__Exercise goal__
All entries given below are to be returned word for word.

........

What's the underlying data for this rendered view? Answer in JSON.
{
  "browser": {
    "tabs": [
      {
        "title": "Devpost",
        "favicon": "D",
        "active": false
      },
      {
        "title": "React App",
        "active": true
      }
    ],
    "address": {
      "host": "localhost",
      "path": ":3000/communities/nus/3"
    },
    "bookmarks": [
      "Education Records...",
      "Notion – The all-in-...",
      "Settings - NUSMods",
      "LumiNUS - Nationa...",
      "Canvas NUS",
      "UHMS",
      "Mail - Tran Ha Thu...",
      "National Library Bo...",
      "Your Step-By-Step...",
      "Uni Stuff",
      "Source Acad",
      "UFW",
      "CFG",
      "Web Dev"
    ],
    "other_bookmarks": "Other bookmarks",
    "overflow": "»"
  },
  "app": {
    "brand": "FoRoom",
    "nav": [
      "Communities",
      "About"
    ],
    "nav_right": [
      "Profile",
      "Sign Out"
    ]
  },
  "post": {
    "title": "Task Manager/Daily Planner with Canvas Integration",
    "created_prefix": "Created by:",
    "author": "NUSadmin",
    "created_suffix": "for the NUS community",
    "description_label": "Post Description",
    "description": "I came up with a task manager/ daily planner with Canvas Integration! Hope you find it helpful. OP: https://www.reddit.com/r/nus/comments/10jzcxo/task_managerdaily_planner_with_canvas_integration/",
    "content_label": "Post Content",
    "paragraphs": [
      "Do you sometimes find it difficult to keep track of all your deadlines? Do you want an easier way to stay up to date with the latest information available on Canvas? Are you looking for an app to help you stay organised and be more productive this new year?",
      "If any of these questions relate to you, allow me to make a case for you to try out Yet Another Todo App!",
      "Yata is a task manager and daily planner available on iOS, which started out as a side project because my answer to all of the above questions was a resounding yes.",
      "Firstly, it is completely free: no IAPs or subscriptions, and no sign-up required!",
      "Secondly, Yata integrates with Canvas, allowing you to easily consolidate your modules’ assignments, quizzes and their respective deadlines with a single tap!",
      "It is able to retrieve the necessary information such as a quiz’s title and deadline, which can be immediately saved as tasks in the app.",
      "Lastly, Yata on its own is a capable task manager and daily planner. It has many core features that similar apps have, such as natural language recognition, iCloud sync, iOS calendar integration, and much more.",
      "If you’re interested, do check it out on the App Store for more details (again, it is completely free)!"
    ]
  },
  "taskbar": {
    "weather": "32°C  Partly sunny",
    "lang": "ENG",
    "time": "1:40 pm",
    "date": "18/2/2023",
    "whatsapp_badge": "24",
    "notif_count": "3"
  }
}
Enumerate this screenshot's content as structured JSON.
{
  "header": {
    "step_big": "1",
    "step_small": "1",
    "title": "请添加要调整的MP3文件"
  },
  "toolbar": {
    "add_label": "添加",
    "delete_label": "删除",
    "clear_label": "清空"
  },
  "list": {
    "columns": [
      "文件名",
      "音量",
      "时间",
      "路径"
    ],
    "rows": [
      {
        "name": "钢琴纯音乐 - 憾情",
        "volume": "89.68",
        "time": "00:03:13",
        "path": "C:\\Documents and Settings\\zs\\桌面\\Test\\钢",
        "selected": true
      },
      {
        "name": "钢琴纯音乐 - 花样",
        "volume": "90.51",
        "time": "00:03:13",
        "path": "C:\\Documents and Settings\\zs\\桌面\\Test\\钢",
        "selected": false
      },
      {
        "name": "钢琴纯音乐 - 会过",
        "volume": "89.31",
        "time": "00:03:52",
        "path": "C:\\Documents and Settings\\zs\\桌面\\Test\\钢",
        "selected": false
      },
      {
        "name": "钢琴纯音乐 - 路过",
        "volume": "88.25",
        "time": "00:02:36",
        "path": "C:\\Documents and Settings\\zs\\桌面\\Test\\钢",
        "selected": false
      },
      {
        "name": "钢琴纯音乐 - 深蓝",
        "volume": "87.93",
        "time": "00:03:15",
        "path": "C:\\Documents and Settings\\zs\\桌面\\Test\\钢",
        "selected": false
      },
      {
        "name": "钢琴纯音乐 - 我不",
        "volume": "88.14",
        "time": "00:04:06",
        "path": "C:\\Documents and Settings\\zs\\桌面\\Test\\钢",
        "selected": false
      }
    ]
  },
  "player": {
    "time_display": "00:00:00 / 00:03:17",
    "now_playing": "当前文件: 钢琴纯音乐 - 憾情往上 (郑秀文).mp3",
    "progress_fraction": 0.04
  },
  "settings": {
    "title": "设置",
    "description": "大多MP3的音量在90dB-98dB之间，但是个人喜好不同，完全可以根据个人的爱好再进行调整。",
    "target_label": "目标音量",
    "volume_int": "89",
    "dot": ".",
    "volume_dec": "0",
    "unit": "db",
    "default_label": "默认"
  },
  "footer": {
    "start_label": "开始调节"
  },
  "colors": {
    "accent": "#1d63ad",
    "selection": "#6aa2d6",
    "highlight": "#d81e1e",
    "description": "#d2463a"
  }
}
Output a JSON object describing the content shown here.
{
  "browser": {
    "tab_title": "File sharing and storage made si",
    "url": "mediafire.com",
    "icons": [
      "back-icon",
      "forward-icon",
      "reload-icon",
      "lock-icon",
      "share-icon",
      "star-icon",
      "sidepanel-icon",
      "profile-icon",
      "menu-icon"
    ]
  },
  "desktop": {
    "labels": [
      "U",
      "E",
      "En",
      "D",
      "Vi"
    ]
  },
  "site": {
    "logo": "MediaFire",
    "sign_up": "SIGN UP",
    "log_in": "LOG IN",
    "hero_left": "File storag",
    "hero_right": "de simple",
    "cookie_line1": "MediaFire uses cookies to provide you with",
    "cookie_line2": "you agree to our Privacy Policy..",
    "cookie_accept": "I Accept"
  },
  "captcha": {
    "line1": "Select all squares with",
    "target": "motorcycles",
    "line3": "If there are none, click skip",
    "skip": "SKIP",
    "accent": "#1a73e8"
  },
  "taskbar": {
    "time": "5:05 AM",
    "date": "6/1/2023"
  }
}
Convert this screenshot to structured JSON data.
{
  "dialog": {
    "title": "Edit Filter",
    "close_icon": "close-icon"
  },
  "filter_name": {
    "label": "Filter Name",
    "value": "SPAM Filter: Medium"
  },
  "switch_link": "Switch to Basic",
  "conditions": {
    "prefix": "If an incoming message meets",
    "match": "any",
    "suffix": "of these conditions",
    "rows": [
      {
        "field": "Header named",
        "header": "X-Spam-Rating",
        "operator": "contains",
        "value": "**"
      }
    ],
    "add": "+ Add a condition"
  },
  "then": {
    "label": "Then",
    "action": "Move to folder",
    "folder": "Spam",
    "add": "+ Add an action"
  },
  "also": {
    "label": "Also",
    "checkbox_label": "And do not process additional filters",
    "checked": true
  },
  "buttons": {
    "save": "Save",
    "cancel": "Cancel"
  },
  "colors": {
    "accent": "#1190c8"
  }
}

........

__Response to this task__
What's the underlying data for this rendered view? Answer in JSON.
{
  "browser": {
    "tabs": [
      {
        "title": "Devpost",
        "favicon": "D",
        "active": false
      },
      {
        "title": "React App",
        "active": true
      }
    ],
    "address": {
      "host": "localhost",
      "path": ":3000/communities/nus/3"
    },
    "bookmarks": [
      "Education Records...",
      "Notion – The all-in-...",
      "Settings - NUSMods",
      "LumiNUS - Nationa...",
      "Canvas NUS",
      "UHMS",
      "Mail - Tran Ha Thu...",
      "National Library Bo...",
      "Your Step-By-Step...",
      "Uni Stuff",
      "Source Acad",
      "UFW",
      "CFG",
      "Web Dev"
    ],
    "other_bookmarks": "Other bookmarks",
    "overflow": "»"
  },
  "app": {
    "brand": "FoRoom",
    "nav": [
      "Communities",
      "About"
    ],
    "nav_right": [
      "Profile",
      "Sign Out"
    ]
  },
  "post": {
    "title": "Task Manager/Daily Planner with Canvas Integration",
    "created_prefix": "Created by:",
    "author": "NUSadmin",
    "created_suffix": "for the NUS community",
    "description_label": "Post Description",
    "description": "I came up with a task manager/ daily planner with Canvas Integration! Hope you find it helpful. OP: https://www.reddit.com/r/nus/comments/10jzcxo/task_managerdaily_planner_with_canvas_integration/",
    "content_label": "Post Content",
    "paragraphs": [
      "Do you sometimes find it difficult to keep track of all your deadlines? Do you want an easier way to stay up to date with the latest information available on Canvas? Are you looking for an app to help you stay organised and be more productive this new year?",
      "If any of these questions relate to you, allow me to make a case for you to try out Yet Another Todo App!",
      "Yata is a task manager and daily planner available on iOS, which started out as a side project because my answer to all of the above questions was a resounding yes.",
      "Firstly, it is completely free: no IAPs or subscriptions, and no sign-up required!",
      "Secondly, Yata integrates with Canvas, allowing you to easily consolidate your modules’ assignments, quizzes and their respective deadlines with a single tap!",
      "It is able to retrieve the necessary information such as a quiz’s title and deadline, which can be immediately saved as tasks in the app.",
      "Lastly, Yata on its own is a capable task manager and daily planner. It has many core features that similar apps have, such as natural language recognition, iCloud sync, iOS calendar integration, and much more.",
      "If you’re interested, do check it out on the App Store for more details (again, it is completely free)!"
    ]
  },
  "taskbar": {
    "weather": "32°C  Partly sunny",
    "lang": "ENG",
    "time": "1:40 pm",
    "date": "18/2/2023",
    "whatsapp_badge": "24",
    "notif_count": "3"
  }
}
Enumerate this screenshot's content as structured JSON.
{
  "header": {
    "step_big": "1",
    "step_small": "1",
    "title": "请添加要调整的MP3文件"
  },
  "toolbar": {
    "add_label": "添加",
    "delete_label": "删除",
    "clear_label": "清空"
  },
  "list": {
    "columns": [
      "文件名",
      "音量",
      "时间",
      "路径"
    ],
    "rows": [
      {
        "name": "钢琴纯音乐 - 憾情",
        "volume": "89.68",
        "time": "00:03:13",
        "path": "C:\\Documents and Settings\\zs\\桌面\\Test\\钢",
        "selected": true
      },
      {
        "name": "钢琴纯音乐 - 花样",
        "volume": "90.51",
        "time": "00:03:13",
        "path": "C:\\Documents and Settings\\zs\\桌面\\Test\\钢",
        "selected": false
      },
      {
        "name": "钢琴纯音乐 - 会过",
        "volume": "89.31",
        "time": "00:03:52",
        "path": "C:\\Documents and Settings\\zs\\桌面\\Test\\钢",
        "selected": false
      },
      {
        "name": "钢琴纯音乐 - 路过",
        "volume": "88.25",
        "time": "00:02:36",
        "path": "C:\\Documents and Settings\\zs\\桌面\\Test\\钢",
        "selected": false
      },
      {
        "name": "钢琴纯音乐 - 深蓝",
        "volume": "87.93",
        "time": "00:03:15",
        "path": "C:\\Documents and Settings\\zs\\桌面\\Test\\钢",
        "selected": false
      },
      {
        "name": "钢琴纯音乐 - 我不",
        "volume": "88.14",
        "time": "00:04:06",
        "path": "C:\\Documents and Settings\\zs\\桌面\\Test\\钢",
        "selected": false
      }
    ]
  },
  "player": {
    "time_display": "00:00:00 / 00:03:17",
    "now_playing": "当前文件: 钢琴纯音乐 - 憾情往上 (郑秀文).mp3",
    "progress_fraction": 0.04
  },
  "settings": {
    "title": "设置",
    "description": "大多MP3的音量在90dB-98dB之间，但是个人喜好不同，完全可以根据个人的爱好再进行调整。",
    "target_label": "目标音量",
    "volume_int": "89",
    "dot": ".",
    "volume_dec": "0",
    "unit": "db",
    "default_label": "默认"
  },
  "footer": {
    "start_label": "开始调节"
  },
  "colors": {
    "accent": "#1d63ad",
    "selection": "#6aa2d6",
    "highlight": "#d81e1e",
    "description": "#d2463a"
  }
}
Output a JSON object describing the content shown here.
{
  "browser": {
    "tab_title": "File sharing and storage made si",
    "url": "mediafire.com",
    "icons": [
      "back-icon",
      "forward-icon",
      "reload-icon",
      "lock-icon",
      "share-icon",
      "star-icon",
      "sidepanel-icon",
      "profile-icon",
      "menu-icon"
    ]
  },
  "desktop": {
    "labels": [
      "U",
      "E",
      "En",
      "D",
      "Vi"
    ]
  },
  "site": {
    "logo": "MediaFire",
    "sign_up": "SIGN UP",
    "log_in": "LOG IN",
    "hero_left": "File storag",
    "hero_right": "de simple",
    "cookie_line1": "MediaFire uses cookies to provide you with",
    "cookie_line2": "you agree to our Privacy Policy..",
    "cookie_accept": "I Accept"
  },
  "captcha": {
    "line1": "Select all squares with",
    "target": "motorcycles",
    "line3": "If there are none, click skip",
    "skip": "SKIP",
    "accent": "#1a73e8"
  },
  "taskbar": {
    "time": "5:05 AM",
    "date": "6/1/2023"
  }
}
Convert this screenshot to structured JSON data.
{
  "dialog": {
    "title": "Edit Filter",
    "close_icon": "close-icon"
  },
  "filter_name": {
    "label": "Filter Name",
    "value": "SPAM Filter: Medium"
  },
  "switch_link": "Switch to Basic",
  "conditions": {
    "prefix": "If an incoming message meets",
    "match": "any",
    "suffix": "of these conditions",
    "rows": [
      {
        "field": "Header named",
        "header": "X-Spam-Rating",
        "operator": "contains",
        "value": "**"
      }
    ],
    "add": "+ Add a condition"
  },
  "then": {
    "label": "Then",
    "action": "Move to folder",
    "folder": "Spam",
    "add": "+ Add an action"
  },
  "also": {
    "label": "Also",
    "checkbox_label": "And do not process additional filters",
    "checked": true
  },
  "buttons": {
    "save": "Save",
    "cancel": "Cancel"
  },
  "colors": {
    "accent": "#1190c8"
  }
}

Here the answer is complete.